This project is about understanding the structure and behaviour of bitumen at the molecular level, as a way of developing new high-efficiency catalyst methodologies.
Results will reduce costs and challenges associated with processes such as upgrading asphaltenes, removing sulfur and nitrogen (sweetening the feedstock), and cracking high molecular weight atoms down to smaller ones. There's hope the research will lead to catalysts able to sweeten and crack all in one step.
Current catalysts such as molybdenum sulfide are like tiny rocks that present their edges and sides to the material to be catalyzed, while their interior mass is shielded from the process and thus wasted.
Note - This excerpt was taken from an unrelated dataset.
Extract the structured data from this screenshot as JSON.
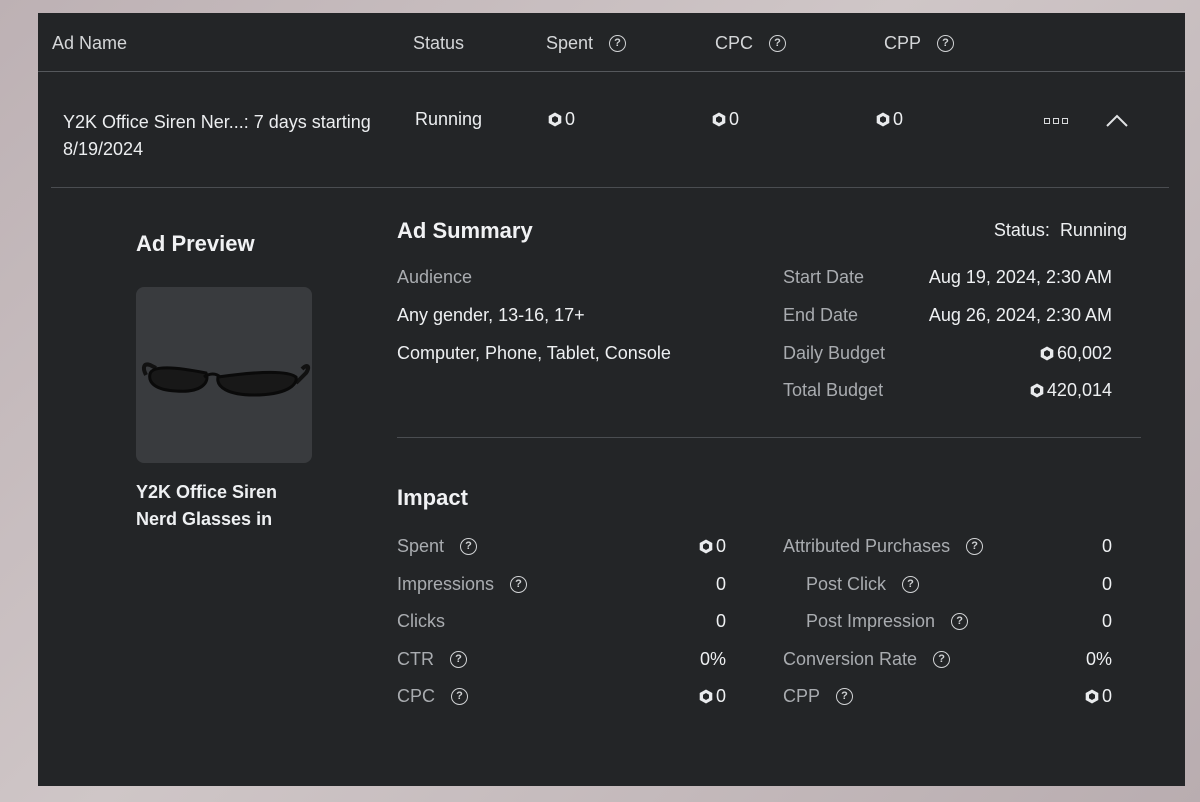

A new molecular catalyst would offer greatly increased surface area to complete the catalytic reaction more efficiently.
The search is on for a robust molecular structure that will not degrade under the stresses of the process, and the past year has seen developments of some entirely new molecular structures and previously unexplored opportunities.
Principal Investigator: Jeff Stryker
Research Team: Dominique Hebert, Jeremy Gauthier, Robin Hamilton
Project Number: COSI 2007-06
Projected Completion Date: March 31, 2011